The tea from the leaves of the sumac can reduce fevers. You can even crush the leaves into an ointment to help relieve a poison ivy rash. A study published in the Iranian Journal of Pharmaceutical Research reported that sumac if added to the daily diet, can help lower cholesterol levels.
8. Big Stretch (Wild Ginger)
The Cherokee recommended a mild tea, made from the root of wild ginger, to stimulate better digestion. This herb can also help with intestinal gas, upset stomach, and colic. A strong tea from the root of wild ginger can be used to remove secretion from the lungs.
The Meskwaki, another Native American tribe, use crushed, steeped stems of wild ginger as a relief from earaches. You can use rootstocks from this herb as a substitute for regular ginger and flowers as flavoring for your favorite recipe!
9. Jisdu Unigisdi (Wild Rose)
The fruit of a wild rose is a rich source of vitamin C and is a great remedy for the common cold and the flu. The Cherokee would make a mild tea out of wild rose hips to stimulate bladder and kidney function.
You can even make your own petal infusion to soothe a sore throat! Or try making a decoction from the root to help with diarrhea. My grandmother uses to make jams out of the petals and it was delicious.
10. Squirrel Tail (Yarrow)
This herb is known best for its blood clotting properties. Fresh, crushed leaves can be applied to open wounds to stop excess bleeding. Yarrow’s juice, mixed with spring water, can stop internal bleeding from the stomach and intestinal illnesses. You can also use the leaves to make tea which will stimulate abdominal functions and assist in proper digestion.

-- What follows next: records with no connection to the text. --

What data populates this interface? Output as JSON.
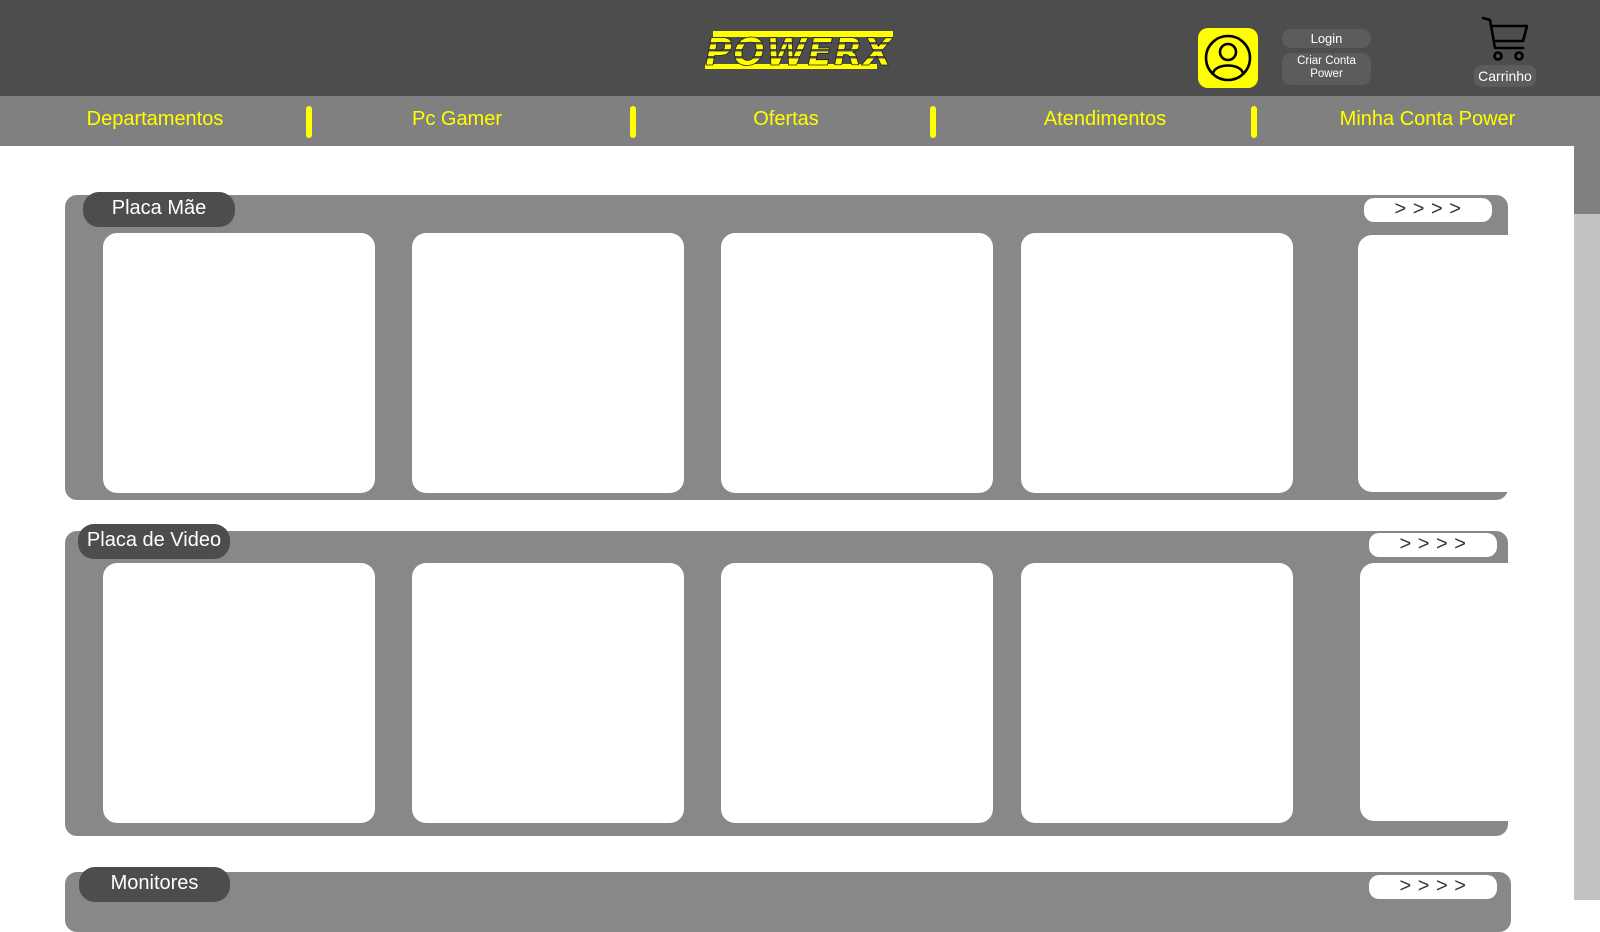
{
  "header": {
    "logo_text": "POWERX",
    "login_label": "Login",
    "create_account_line1": "Criar Conta",
    "create_account_line2": "Power",
    "cart_label": "Carrinho",
    "profile_icon": "user-circle-icon",
    "cart_icon": "shopping-cart-icon"
  },
  "nav": {
    "items": [
      {
        "label": "Departamentos"
      },
      {
        "label": "Pc Gamer"
      },
      {
        "label": "Ofertas"
      },
      {
        "label": "Atendimentos"
      },
      {
        "label": "Minha Conta Power"
      }
    ]
  },
  "sections": [
    {
      "title": "Placa Mãe",
      "more_label": "> > > >",
      "cards_visible": 5
    },
    {
      "title": "Placa de Video",
      "more_label": "> > > >",
      "cards_visible": 5
    },
    {
      "title": "Monitores",
      "more_label": "> > > >",
      "cards_visible": 0
    }
  ],
  "colors": {
    "header_bg": "#4d4d4d",
    "nav_bg": "#808080",
    "accent_yellow": "#ffff00",
    "section_bg": "#888888",
    "title_pill_bg": "#4d4d4d",
    "card_bg": "#ffffff"
  }
}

It can also help with kidney and gallbladder related issues. Oh, and did I mention that you can use a decoction made from leaves and stems to help clear up your acne? It works wonders for chapped hands and other skin irritations.
11. Kawi Iyusdi (Yellow Dock)
Another one of the many medicinal plants that the Cherokee often use in their kitchen. It is very similar to spinach but contains a lot more vitamins and minerals due to its long roots that gather nutrients from deep underground.
The leaves of yellow dock are a great source of iron and can also be used as a laxative. You can even prepare a juice decoction out of yellow dock stems to treat minor sores, diaper rash, and itching. The Cherokee healers use a decoction, made from the crushed roots of yellow dock, as a warm wash for its antiseptic properties.
You should always remember that all of the above-mentioned herbs are very potent and might be dangerous if used in the wrong way. The Cherokee healers have many centuries of practice and experience. Another thing to keep in mind is the fact that these herbs are all very valuable! They are nature’s pharmacy, so please be kind and caring when scavenging any of these.